On Nov. 2, Shuai made a since-deleted post that alleged a former member of the ruling party’s Standing Committee Zhang Gaoli, who helped secure the upcoming Winter Olympics for Beijing 2022 and assisted in organizing the Games, forced her to have sex despite repeated refusals.
The WTA immediately voiced its concern and said her message through state-run media saying that she was OK, despite nearly two weeks of silence, was not sufficient proof of her safety. Meanwhile, the IOC stepped aside and gave its approval of the Chinese government’s actions.
“Peng Shuai demonstrated the importance of speaking out, particularly when it comes to sexual assault, and especially when powerful people are involved,” Simon said. “As Peng said in her post, ‘even if it is like an egg hitting a rock, or if I am like a moth drawn to the flame, inviting self-destruction, I will tell the truth about you.’ She knew the dangers she would face, yet she went public anyway. I admire her strength and courage.”
Simon said he has been “gratified” by the international support behind pulling out of China and encouraged women “throughout the world” to speak out against abuse.
“It is more urgent than ever,” the statement read.

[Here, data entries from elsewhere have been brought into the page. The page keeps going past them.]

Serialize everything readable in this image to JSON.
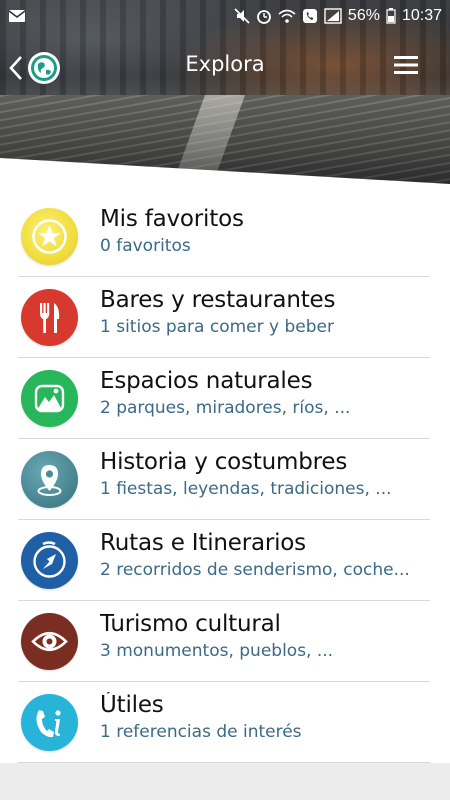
{
  "status_bar": {
    "battery": "56%",
    "time": "10:37",
    "icons": [
      "mail-icon",
      "mute-icon",
      "alarm-icon",
      "wifi-icon",
      "phone-icon",
      "signal-icon",
      "battery-icon"
    ]
  },
  "app_bar": {
    "title": "Explora",
    "back_icon": "chevron-left-icon",
    "logo_icon": "globe-icon",
    "menu_icon": "hamburger-menu-icon"
  },
  "colors": {
    "subtitle": "#3b6a86",
    "favorites": "#f1e04a",
    "bars": "#d8392f",
    "nature": "#27b65a",
    "history": "#4c8a97",
    "routes": "#1f5fa6",
    "culture": "#7a2e22",
    "utils": "#27b4d8"
  },
  "items": [
    {
      "title": "Mis favoritos",
      "subtitle": "0 favoritos",
      "icon": "star-icon"
    },
    {
      "title": "Bares y restaurantes",
      "subtitle": "1 sitios para comer y beber",
      "icon": "fork-knife-icon"
    },
    {
      "title": "Espacios naturales",
      "subtitle": "2 parques, miradores, ríos, ...",
      "icon": "mountain-icon"
    },
    {
      "title": "Historia y costumbres",
      "subtitle": "1 fiestas, leyendas, tradiciones, ...",
      "icon": "map-pin-icon"
    },
    {
      "title": "Rutas e Itinerarios",
      "subtitle": "2 recorridos de senderismo, coche...",
      "icon": "compass-icon"
    },
    {
      "title": "Turismo cultural",
      "subtitle": "3 monumentos, pueblos, ...",
      "icon": "eye-icon"
    },
    {
      "title": "Útiles",
      "subtitle": "1 referencias de interés",
      "icon": "phone-info-icon"
    }
  ]
}
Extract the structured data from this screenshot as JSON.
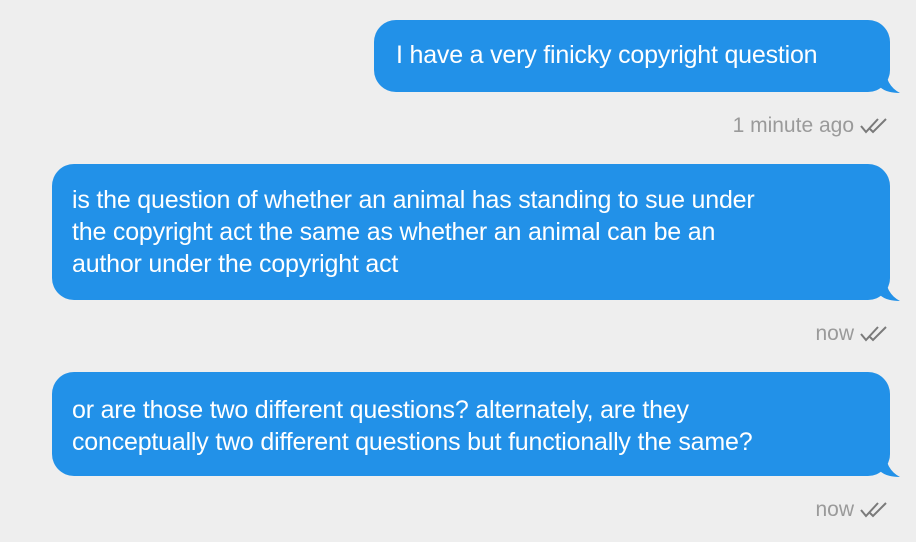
{
  "colors": {
    "background": "#eeeeee",
    "bubble": "#2291e8",
    "bubble_text": "#ffffff",
    "meta_text": "#9a9a9a"
  },
  "messages": [
    {
      "text": "I have a very finicky copyright question",
      "timestamp": "1 minute ago",
      "status_icon": "double-check-icon"
    },
    {
      "text": "is the question of whether an animal has standing to sue under\nthe copyright act the same as whether an animal can be an\nauthor under the copyright act",
      "timestamp": "now",
      "status_icon": "double-check-icon"
    },
    {
      "text": "or are those two different questions? alternately, are they\nconceptually two different questions but functionally the same?",
      "timestamp": "now",
      "status_icon": "double-check-icon"
    }
  ]
}
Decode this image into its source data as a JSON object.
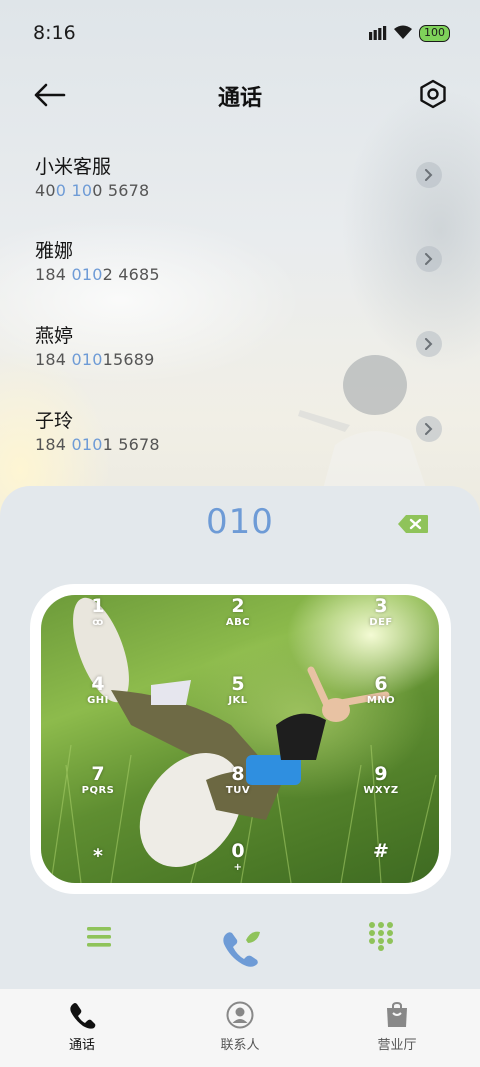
{
  "status_bar": {
    "time": "8:16",
    "battery": "100"
  },
  "header": {
    "title": "通话"
  },
  "contacts": [
    {
      "name": "小米客服",
      "number_parts": [
        {
          "t": "40"
        },
        {
          "t": "0",
          "hl": true
        },
        {
          "t": " "
        },
        {
          "t": "10",
          "hl": true
        },
        {
          "t": "0 5678"
        }
      ]
    },
    {
      "name": "雅娜",
      "number_parts": [
        {
          "t": "184 "
        },
        {
          "t": "010",
          "hl": true
        },
        {
          "t": "2 4685"
        }
      ]
    },
    {
      "name": "燕婷",
      "number_parts": [
        {
          "t": "184 "
        },
        {
          "t": "010",
          "hl": true
        },
        {
          "t": "15689"
        }
      ]
    },
    {
      "name": "子玲",
      "number_parts": [
        {
          "t": "184 "
        },
        {
          "t": "010",
          "hl": true
        },
        {
          "t": "1 5678"
        }
      ]
    }
  ],
  "dialer": {
    "input": "010"
  },
  "keypad": [
    {
      "digit": "1",
      "letters": "ꝏ"
    },
    {
      "digit": "2",
      "letters": "ABC"
    },
    {
      "digit": "3",
      "letters": "DEF"
    },
    {
      "digit": "4",
      "letters": "GHI"
    },
    {
      "digit": "5",
      "letters": "JKL"
    },
    {
      "digit": "6",
      "letters": "MNO"
    },
    {
      "digit": "7",
      "letters": "PQRS"
    },
    {
      "digit": "8",
      "letters": "TUV"
    },
    {
      "digit": "9",
      "letters": "WXYZ"
    },
    {
      "digit": "*",
      "letters": ""
    },
    {
      "digit": "0",
      "letters": "+"
    },
    {
      "digit": "#",
      "letters": ""
    }
  ],
  "tabs": [
    {
      "label": "通话",
      "icon": "phone-icon",
      "active": true
    },
    {
      "label": "联系人",
      "icon": "contacts-icon",
      "active": false
    },
    {
      "label": "营业厅",
      "icon": "shopping-bag-icon",
      "active": false
    }
  ],
  "colors": {
    "accent_blue": "#6e9bd6",
    "accent_green": "#8fc35a",
    "text_dark": "#151515"
  }
}
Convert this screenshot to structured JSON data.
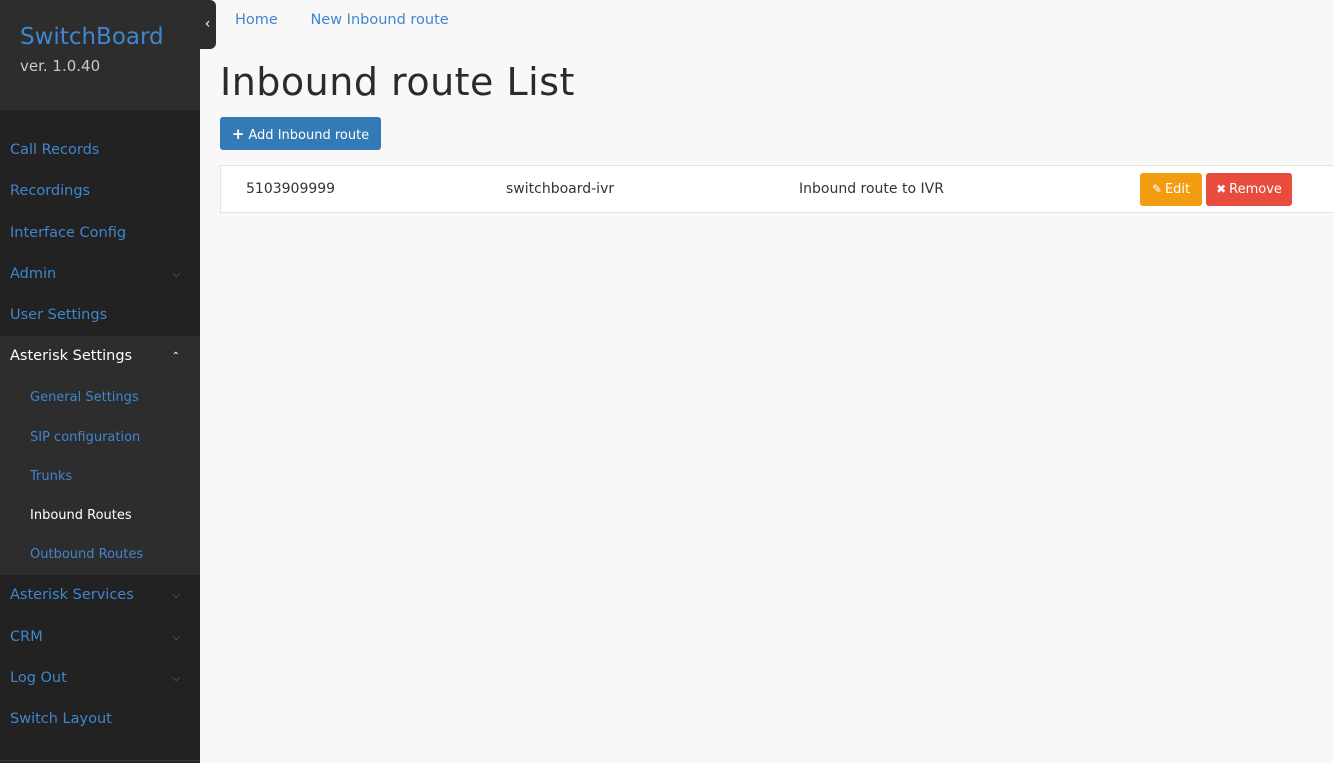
{
  "brand": {
    "title": "SwitchBoard",
    "version": "ver. 1.0.40"
  },
  "sidebar": {
    "items": [
      {
        "label": "Call Records"
      },
      {
        "label": "Recordings"
      },
      {
        "label": "Interface Config"
      },
      {
        "label": "Admin",
        "icon": "chevron-down-icon"
      },
      {
        "label": "User Settings"
      },
      {
        "label": "Asterisk Settings",
        "icon": "chevron-up-icon"
      },
      {
        "label": "Asterisk Services",
        "icon": "chevron-down-icon"
      },
      {
        "label": "CRM",
        "icon": "chevron-down-icon"
      },
      {
        "label": "Log Out",
        "icon": "chevron-down-icon"
      },
      {
        "label": "Switch Layout"
      }
    ],
    "submenu": [
      {
        "label": "General Settings"
      },
      {
        "label": "SIP configuration"
      },
      {
        "label": "Trunks"
      },
      {
        "label": "Inbound Routes"
      },
      {
        "label": "Outbound Routes"
      }
    ]
  },
  "breadcrumb": {
    "home": "Home",
    "current": "New Inbound route"
  },
  "page": {
    "title": "Inbound route List",
    "add_button": "Add Inbound route"
  },
  "table": {
    "rows": [
      {
        "number": "5103909999",
        "context": "switchboard-ivr",
        "description": "Inbound route to IVR"
      }
    ],
    "edit_label": "Edit",
    "remove_label": "Remove"
  },
  "colors": {
    "sidebar_bg": "#222222",
    "link": "#3f86cf",
    "primary": "#337ab7",
    "warning": "#f39c12",
    "danger": "#e74c3c"
  }
}
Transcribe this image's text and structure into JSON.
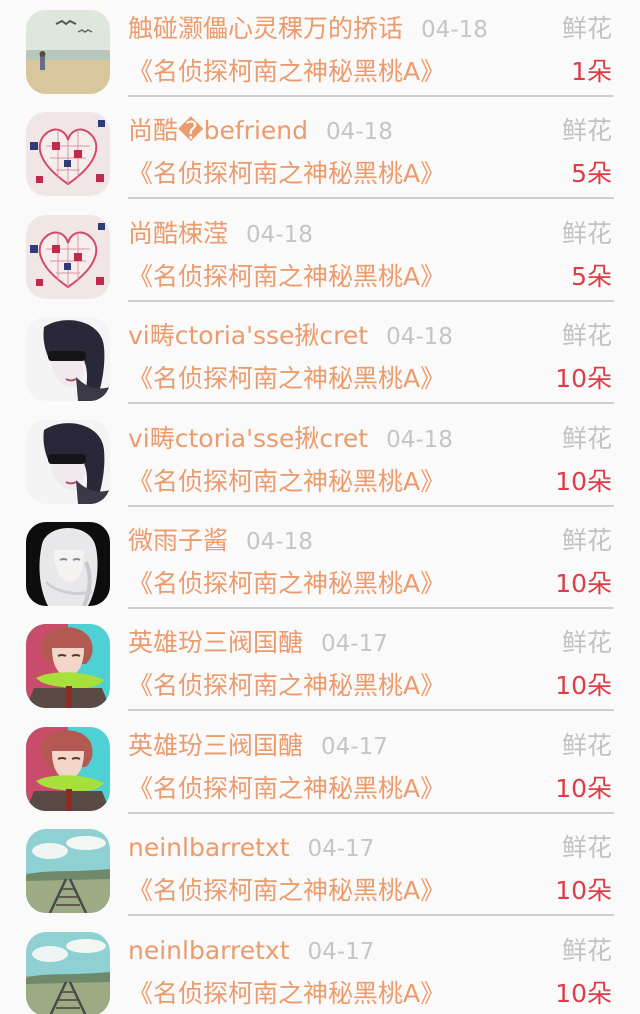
{
  "rows": [
    {
      "name": "触碰灏儡心灵稞万的挢话",
      "date": "04-18",
      "gift_type": "鲜花",
      "title": "《名侦探柯南之神秘黑桃A》",
      "count": "1朵",
      "avatar": "beach-avatar"
    },
    {
      "name": "尚酷�befriend",
      "date": "04-18",
      "gift_type": "鲜花",
      "title": "《名侦探柯南之神秘黑桃A》",
      "count": "5朵",
      "avatar": "puzzle-heart-avatar"
    },
    {
      "name": "尚酷梀滢",
      "date": "04-18",
      "gift_type": "鲜花",
      "title": "《名侦探柯南之神秘黑桃A》",
      "count": "5朵",
      "avatar": "puzzle-heart-avatar"
    },
    {
      "name": "vi畴ctoria'sse揪cret",
      "date": "04-18",
      "gift_type": "鲜花",
      "title": "《名侦探柯南之神秘黑桃A》",
      "count": "10朵",
      "avatar": "sunglasses-girl-avatar"
    },
    {
      "name": "vi畴ctoria'sse揪cret",
      "date": "04-18",
      "gift_type": "鲜花",
      "title": "《名侦探柯南之神秘黑桃A》",
      "count": "10朵",
      "avatar": "sunglasses-girl-avatar"
    },
    {
      "name": "微雨子酱",
      "date": "04-18",
      "gift_type": "鲜花",
      "title": "《名侦探柯南之神秘黑桃A》",
      "count": "10朵",
      "avatar": "white-hair-girl-avatar"
    },
    {
      "name": "英雄玢三阀国醣",
      "date": "04-17",
      "gift_type": "鲜花",
      "title": "《名侦探柯南之神秘黑桃A》",
      "count": "10朵",
      "avatar": "anime-boy-avatar"
    },
    {
      "name": "英雄玢三阀国醣",
      "date": "04-17",
      "gift_type": "鲜花",
      "title": "《名侦探柯南之神秘黑桃A》",
      "count": "10朵",
      "avatar": "anime-boy-avatar"
    },
    {
      "name": "neinlbarretxt",
      "date": "04-17",
      "gift_type": "鲜花",
      "title": "《名侦探柯南之神秘黑桃A》",
      "count": "10朵",
      "avatar": "railway-sky-avatar"
    },
    {
      "name": "neinlbarretxt",
      "date": "04-17",
      "gift_type": "鲜花",
      "title": "《名侦探柯南之神秘黑桃A》",
      "count": "10朵",
      "avatar": "railway-sky-avatar"
    }
  ]
}
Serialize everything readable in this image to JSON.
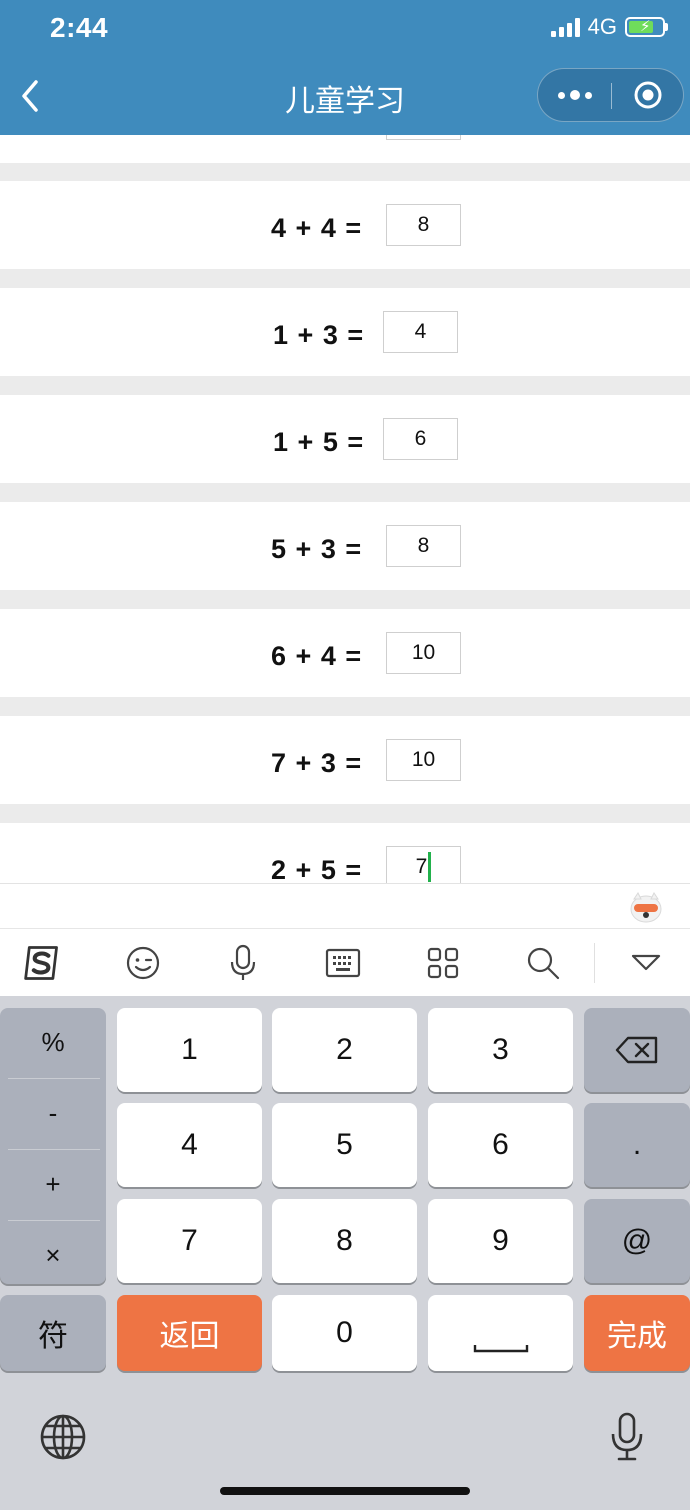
{
  "status": {
    "time": "2:44",
    "network": "4G"
  },
  "header": {
    "title": "儿童学习"
  },
  "problems": [
    {
      "a": "4",
      "b": "4",
      "answer": "8"
    },
    {
      "a": "1",
      "b": "3",
      "answer": "4"
    },
    {
      "a": "1",
      "b": "5",
      "answer": "6"
    },
    {
      "a": "5",
      "b": "3",
      "answer": "8"
    },
    {
      "a": "6",
      "b": "4",
      "answer": "10"
    },
    {
      "a": "7",
      "b": "3",
      "answer": "10"
    },
    {
      "a": "2",
      "b": "5",
      "answer": "7"
    }
  ],
  "operators": {
    "plus": "+",
    "equals": "="
  },
  "toolbar": {
    "icons": [
      "sogou-logo-icon",
      "emoji-icon",
      "microphone-icon",
      "keyboard-icon",
      "grid-icon",
      "search-icon",
      "collapse-keyboard-icon"
    ]
  },
  "keyboard": {
    "symbols": [
      "%",
      "-",
      "+",
      "×"
    ],
    "digits": [
      "1",
      "2",
      "3",
      "4",
      "5",
      "6",
      "7",
      "8",
      "9",
      "0"
    ],
    "dot": ".",
    "at": "@",
    "fu": "符",
    "back": "返回",
    "done": "完成"
  },
  "colors": {
    "header": "#3f8bbd",
    "accent": "#ee7444",
    "cursor": "#22b14c"
  }
}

“The WTA will do everything possible to protect its players. As we do so, I hope leaders around the world will continue to speak out so justice can be done for Peng, and all women, no matter the financial ramifications.”
Follow Chris Bumbaca on Twitter @BOOMbaca.